If your child includes a specific disability such as autism, you will find the to request additional training for the person that actually works with your child. Be specific inside your request training, for a Para professional that will use your son or daughter. Investigate and discover working out yourself that you simply think could be appropriate, specify the amount of learning your son or daughter’s IEP, in which the training is going to be received, so when the training needs to be completed. For Example: Training for Para professional includes 18 hours of autism conferences (Introduction to Autism Education 8 hours and Introduction to Positive Behavioral Supports and Plans 8 hours) held by our states Parent Training and Information Center (PTIC). Working out will be completed by August the 15 of this year since school will begin on August 17th. School agrees to have a trained Para professional working with my child; and if the person doesn’t complete the training the school agrees to find a trained person to replace the untrained one.

The duties will differ according to the child. Here is a list of some things that they may do:
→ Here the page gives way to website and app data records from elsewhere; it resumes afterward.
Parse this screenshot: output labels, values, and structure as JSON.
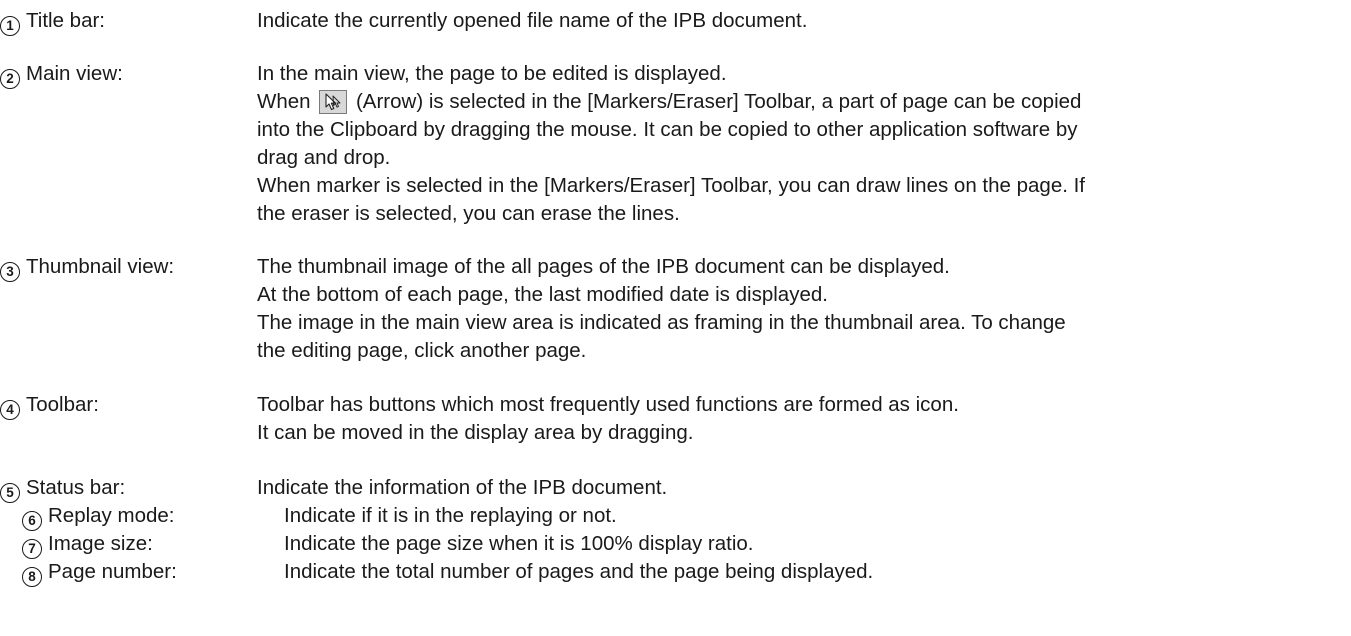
{
  "entries": [
    {
      "number": "1",
      "term": "Title bar:",
      "lines": [
        "Indicate the currently opened file name of the IPB document."
      ]
    },
    {
      "number": "2",
      "term": "Main view:",
      "lines": [
        "In the main view, the page to be edited is displayed.",
        {
          "before": "When",
          "icon": "arrow-cursor-icon",
          "after": "(Arrow) is selected in the [Markers/Eraser] Toolbar, a part of page can be copied"
        },
        "into the Clipboard by dragging the mouse. It can be copied to other application software by",
        "drag and drop.",
        "When marker is selected in the [Markers/Eraser] Toolbar, you can draw lines on the page. If",
        "the eraser is selected, you can erase the lines."
      ]
    },
    {
      "number": "3",
      "term": "Thumbnail view:",
      "lines": [
        "The thumbnail image of the all pages of the IPB document can be displayed.",
        "At the bottom of each page, the last modified date is displayed.",
        "The image in the main view area is indicated as framing in the thumbnail area. To change",
        "the editing page, click another page."
      ]
    },
    {
      "number": "4",
      "term": "Toolbar:",
      "lines": [
        "Toolbar has buttons which most frequently used functions are formed as icon.",
        "It can be moved in the display area by dragging."
      ]
    },
    {
      "number": "5",
      "term": "Status bar:",
      "lines": [
        "Indicate the information of the IPB document."
      ]
    }
  ],
  "subentries": [
    {
      "number": "6",
      "term": "Replay mode:",
      "text": "Indicate if it is in the replaying or not."
    },
    {
      "number": "7",
      "term": "Image size:",
      "text": "Indicate the page size when it is 100% display ratio."
    },
    {
      "number": "8",
      "term": "Page number:",
      "text": "Indicate the total number of pages and the page being displayed."
    }
  ]
}
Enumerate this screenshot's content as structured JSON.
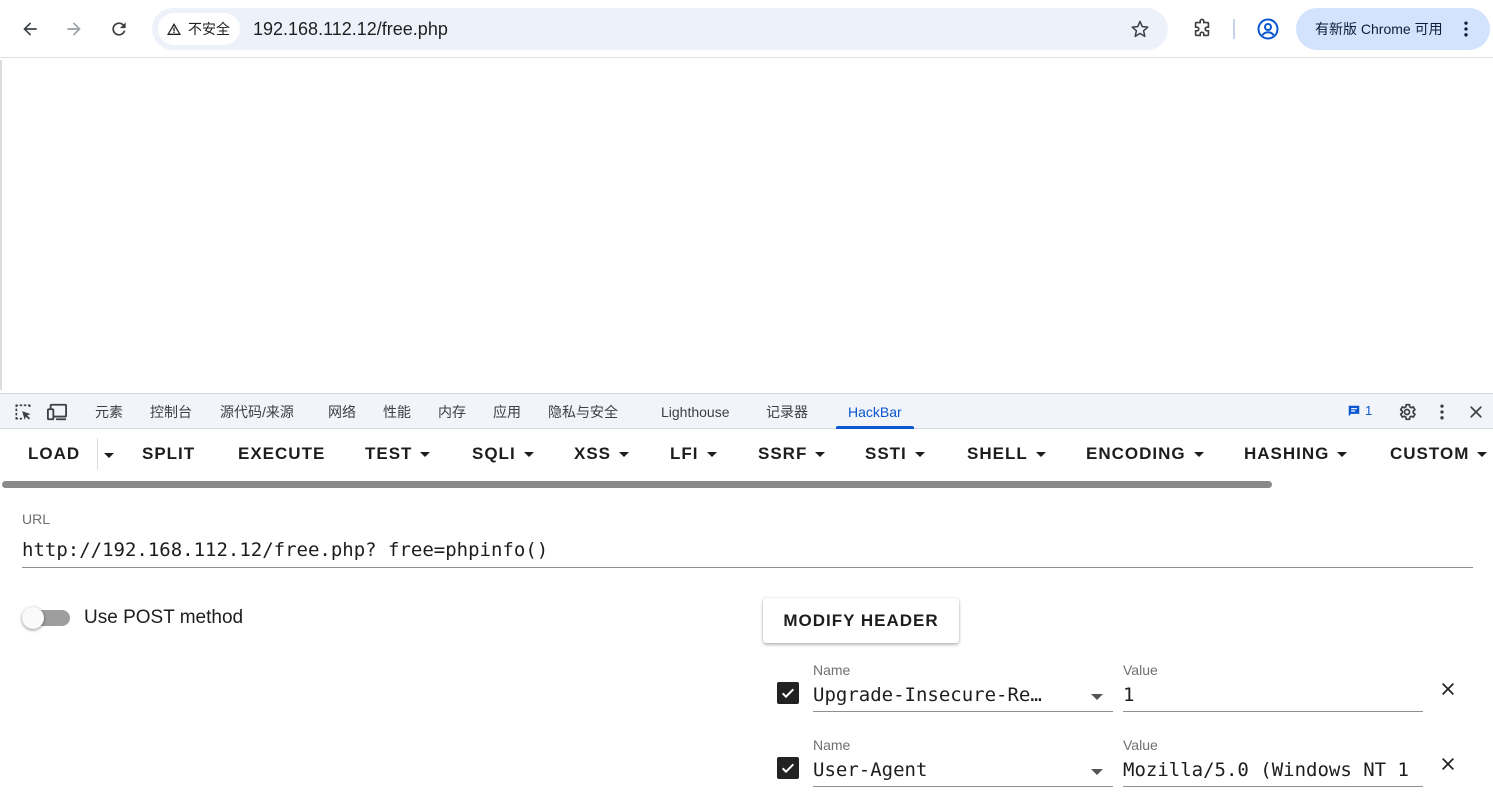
{
  "browser": {
    "security_label": "不安全",
    "url": "192.168.112.12/free.php",
    "update_label": "有新版 Chrome 可用"
  },
  "devtools": {
    "tabs": [
      {
        "label": "元素"
      },
      {
        "label": "控制台"
      },
      {
        "label": "源代码/来源"
      },
      {
        "label": "网络"
      },
      {
        "label": "性能"
      },
      {
        "label": "内存"
      },
      {
        "label": "应用"
      },
      {
        "label": "隐私与安全"
      },
      {
        "label": "Lighthouse"
      },
      {
        "label": "记录器"
      },
      {
        "label": "HackBar"
      }
    ],
    "active_tab": "HackBar",
    "issues_count": "1"
  },
  "hackbar": {
    "menu": [
      {
        "label": "LOAD"
      },
      {
        "label": "SPLIT"
      },
      {
        "label": "EXECUTE"
      },
      {
        "label": "TEST"
      },
      {
        "label": "SQLI"
      },
      {
        "label": "XSS"
      },
      {
        "label": "LFI"
      },
      {
        "label": "SSRF"
      },
      {
        "label": "SSTI"
      },
      {
        "label": "SHELL"
      },
      {
        "label": "ENCODING"
      },
      {
        "label": "HASHING"
      },
      {
        "label": "CUSTOM"
      }
    ],
    "url_label": "URL",
    "url_value": "http://192.168.112.12/free.php? free=phpinfo()",
    "post_label": "Use POST method",
    "post_enabled": false,
    "modify_header_label": "MODIFY HEADER",
    "headers": [
      {
        "name_label": "Name",
        "name": "Upgrade-Insecure-Re…",
        "value_label": "Value",
        "value": "1",
        "enabled": true
      },
      {
        "name_label": "Name",
        "name": "User-Agent",
        "value_label": "Value",
        "value": "Mozilla/5.0 (Windows NT 1",
        "enabled": true
      }
    ]
  },
  "colors": {
    "accent": "#0b57d0",
    "omnibox_bg": "#edf2fa",
    "update_chip_bg": "#d3e3fd"
  }
}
1. Help child complete academic assignments.
2. Help keep the child focused on school work, and can redirect as needed.
3. Breaks down academic assignments so that the child may comprehend it more.
4. Behave as a writer of assignments, when the child is not able to write.
5. Teach child appropriate social skills, as well as encourage the child to have interaction using their peers.
6. Assist with positive behavioral support for negative behavior.
7. Help with any physical needs that the child has (toileting, help with eating lunch etc).
8. Help child with transitions from activity to activity.
9. Help child when group assignments are given, to enable them to be active participants.

During my 20 years being an educational advocate I’ve met many Para professionals; good quality some not! If you feel your child needs an assistant in order to benefit from the amount then take it up at their next IEP meeting! Good Luck!